→ **WORK TO BE COMPLETED**
Below are records with pictures in them; print them exactly, omitting the pictures.

→ **DATA FOR THIS EXERCISE**
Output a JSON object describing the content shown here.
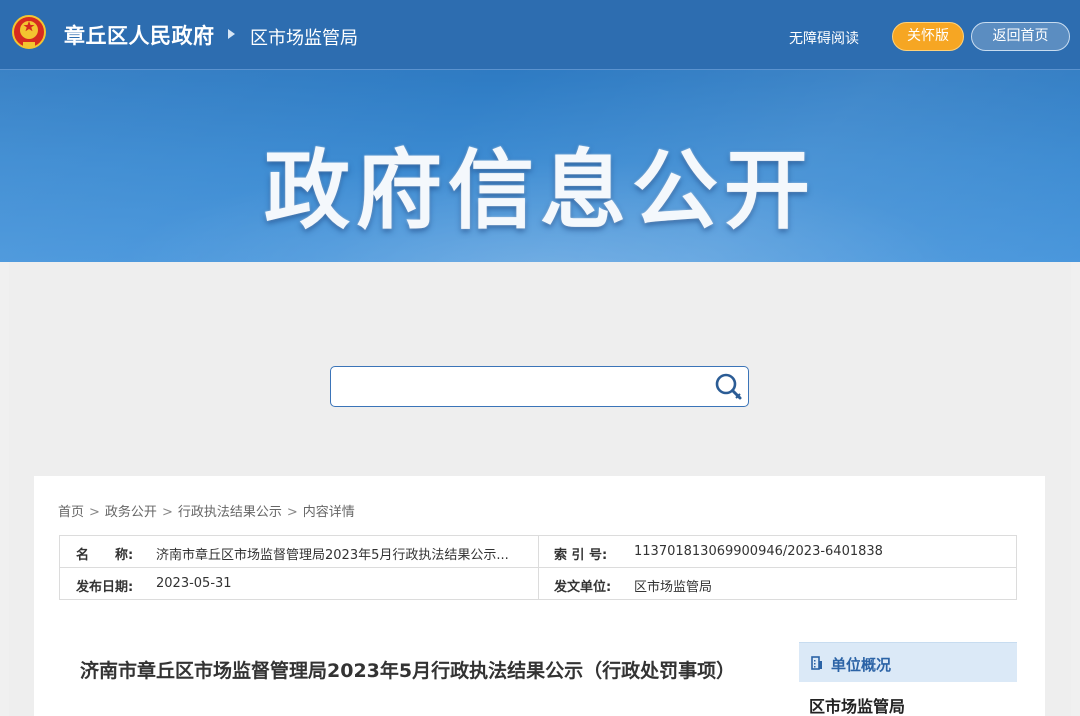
{
  "header": {
    "site_name": "章丘区人民政府",
    "dept_name": "区市场监管局",
    "accessible_label": "无障碍阅读",
    "elder_label": "关怀版",
    "home_label": "返回首页"
  },
  "hero": {
    "title": "政府信息公开"
  },
  "search": {
    "placeholder": ""
  },
  "breadcrumb": {
    "items": [
      "首页",
      "政务公开",
      "行政执法结果公示",
      "内容详情"
    ],
    "separator": ">"
  },
  "meta": {
    "name_label": "名　　称:",
    "name_value": "济南市章丘区市场监督管理局2023年5月行政执法结果公示...",
    "index_label": "索 引 号:",
    "index_value": "113701813069900946/2023-6401838",
    "date_label": "发布日期:",
    "date_value": "2023-05-31",
    "unit_label": "发文单位:",
    "unit_value": "区市场监管局"
  },
  "article": {
    "title": "济南市章丘区市场监督管理局2023年5月行政执法结果公示（行政处罚事项）"
  },
  "side": {
    "head_label": "单位概况",
    "item": "区市场监管局"
  },
  "colors": {
    "banner": "#2d6db0",
    "accent_orange": "#f6a623",
    "link_blue": "#2b63a6"
  }
}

→ **REPLY TO THE TASK**
Output a JSON object describing the content shown here.
{
  "header": {
    "site_name": "章丘区人民政府",
    "dept_name": "区市场监管局",
    "accessible_label": "无障碍阅读",
    "elder_label": "关怀版",
    "home_label": "返回首页"
  },
  "hero": {
    "title": "政府信息公开"
  },
  "search": {
    "placeholder": ""
  },
  "breadcrumb": {
    "items": [
      "首页",
      "政务公开",
      "行政执法结果公示",
      "内容详情"
    ],
    "separator": ">"
  },
  "meta": {
    "name_label": "名　　称:",
    "name_value": "济南市章丘区市场监督管理局2023年5月行政执法结果公示...",
    "index_label": "索 引 号:",
    "index_value": "113701813069900946/2023-6401838",
    "date_label": "发布日期:",
    "date_value": "2023-05-31",
    "unit_label": "发文单位:",
    "unit_value": "区市场监管局"
  },
  "article": {
    "title": "济南市章丘区市场监督管理局2023年5月行政执法结果公示（行政处罚事项）"
  },
  "side": {
    "head_label": "单位概况",
    "item": "区市场监管局"
  },
  "colors": {
    "banner": "#2d6db0",
    "accent_orange": "#f6a623",
    "link_blue": "#2b63a6"
  }
}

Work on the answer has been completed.